---------- Data

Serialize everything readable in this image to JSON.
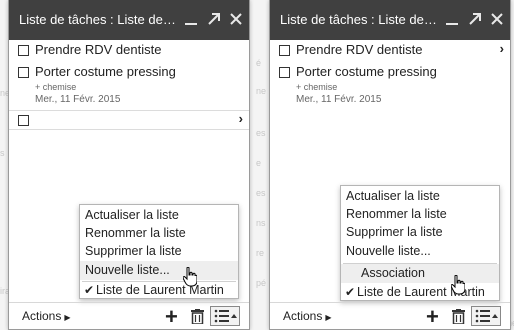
{
  "panels": [
    {
      "title": "Liste de tâches : Liste de Laurent Martin",
      "tasks": [
        {
          "title": "Prendre RDV dentiste"
        },
        {
          "title": "Porter costume pressing",
          "note": "+ chemise",
          "date": "Mer., 11 Févr. 2015"
        },
        {
          "title": ""
        }
      ],
      "menu": {
        "items": [
          "Actualiser la liste",
          "Renommer la liste",
          "Supprimer la liste",
          "Nouvelle liste..."
        ],
        "lists": [
          "Liste de Laurent Martin"
        ]
      },
      "footer": {
        "actions_label": "Actions"
      }
    },
    {
      "title": "Liste de tâches : Liste de Laurent Martin",
      "tasks": [
        {
          "title": "Prendre RDV dentiste"
        },
        {
          "title": "Porter costume pressing",
          "note": "+ chemise",
          "date": "Mer., 11 Févr. 2015"
        }
      ],
      "menu": {
        "items": [
          "Actualiser la liste",
          "Renommer la liste",
          "Supprimer la liste",
          "Nouvelle liste..."
        ],
        "lists": [
          "Association",
          "Liste de Laurent Martin"
        ]
      },
      "footer": {
        "actions_label": "Actions"
      }
    }
  ],
  "background": {
    "ghost_fragments": [
      "é",
      "ne",
      "es",
      "e",
      "es",
      "ns",
      "re",
      "ne",
      "pé",
      "s",
      "ira",
      "ne"
    ]
  },
  "colors": {
    "titlebar": "#404040",
    "highlight": "#eeeeee",
    "text": "#222222"
  },
  "icons": [
    "minimize-icon",
    "popout-icon",
    "close-icon",
    "checkbox-icon",
    "chevron-right-icon",
    "add-task-icon",
    "trash-icon",
    "list-menu-icon",
    "mouse-cursor-icon",
    "checkmark-icon"
  ]
}
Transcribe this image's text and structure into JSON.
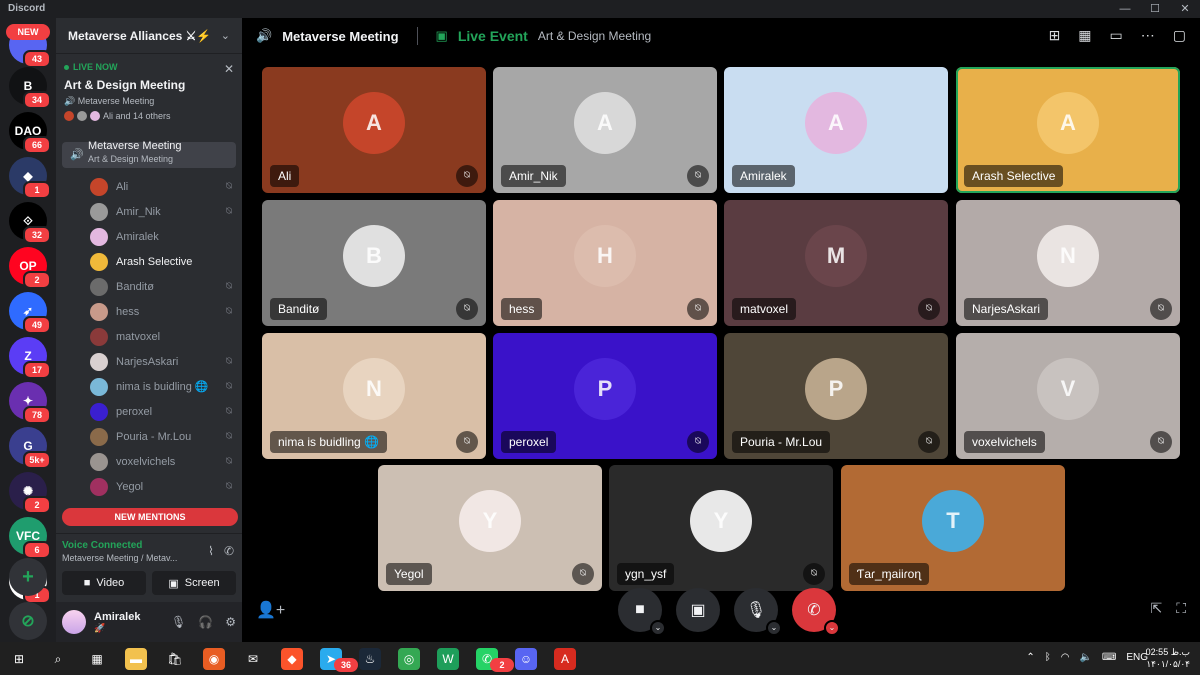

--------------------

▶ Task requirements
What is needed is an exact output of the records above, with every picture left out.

▶ Expected answer
Serialize everything readable in this image to JSON.
{
  "panels": [
    {
      "title": "Liste de tâches : Liste de Laurent Martin",
      "tasks": [
        {
          "title": "Prendre RDV dentiste"
        },
        {
          "title": "Porter costume pressing",
          "note": "+ chemise",
          "date": "Mer., 11 Févr. 2015"
        },
        {
          "title": ""
        }
      ],
      "menu": {
        "items": [
          "Actualiser la liste",
          "Renommer la liste",
          "Supprimer la liste",
          "Nouvelle liste..."
        ],
        "lists": [
          "Liste de Laurent Martin"
        ]
      },
      "footer": {
        "actions_label": "Actions"
      }
    },
    {
      "title": "Liste de tâches : Liste de Laurent Martin",
      "tasks": [
        {
          "title": "Prendre RDV dentiste"
        },
        {
          "title": "Porter costume pressing",
          "note": "+ chemise",
          "date": "Mer., 11 Févr. 2015"
        }
      ],
      "menu": {
        "items": [
          "Actualiser la liste",
          "Renommer la liste",
          "Supprimer la liste",
          "Nouvelle liste..."
        ],
        "lists": [
          "Association",
          "Liste de Laurent Martin"
        ]
      },
      "footer": {
        "actions_label": "Actions"
      }
    }
  ],
  "background": {
    "ghost_fragments": [
      "é",
      "ne",
      "es",
      "e",
      "es",
      "ns",
      "re",
      "ne",
      "pé",
      "s",
      "ira",
      "ne"
    ]
  },
  "colors": {
    "titlebar": "#404040",
    "highlight": "#eeeeee",
    "text": "#222222"
  },
  "icons": [
    "minimize-icon",
    "popout-icon",
    "close-icon",
    "checkbox-icon",
    "chevron-right-icon",
    "add-task-icon",
    "trash-icon",
    "list-menu-icon",
    "mouse-cursor-icon",
    "checkmark-icon"
  ]
}
Transcribe this image's text and structure into JSON.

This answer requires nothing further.